Remote patient monitoring technologies will play a major role in U.S. healthcare, a recent report by healthcare market research firm Kalorama Information determines. The research predicts that the market for remote monitoring devices--like blood glucose monitors, ECGs and blood pressure cuffs--will skyrocket over the next four years.
Kalorama projects the market to grow 26 percent overall, from $6 billion this year to more than $18 billion by 2014.
Hospitals remain the primary drivers of remote monitoring technology, the report says, as a cost-saving, and efficiency-improving measure. In the future, however, patients may well boost the market even further. Workers will use tele-conference visits, remote vital sign checks and other technologies to avoid spending sick days on routine doctor's office visits or checkups, Kalorama analysts say.
One interesting new player Kalorama sees coming onto the scene: Large corporations looking to promote wellness and improve productivity. Kalorama officials profiled one of their clients, NuPhysicia--a software vendor created by the University of Texas--that links physicians to employees for diagnostic and medical care with online video technology. The four-year-old company is making a name for itself providing remote physician visits to workers on offshore oil rigs.

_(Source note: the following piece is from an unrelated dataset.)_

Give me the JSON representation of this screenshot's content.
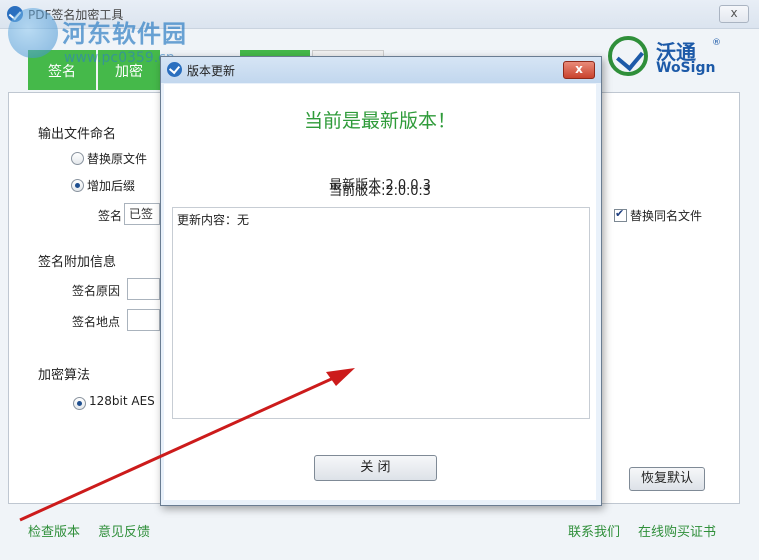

What's more, the remote monitoring market continues to evolve, with big dog AT&T adding MedApps to its mobile health portfolio. The telecommunications giant is bundling MedApps' remote care monitoring tools into its larger healthcare suite. MedApps' products include a portable HealthPal device with built-in blood glucose and blood pressure monitors, plus a scale and pulse oximeter.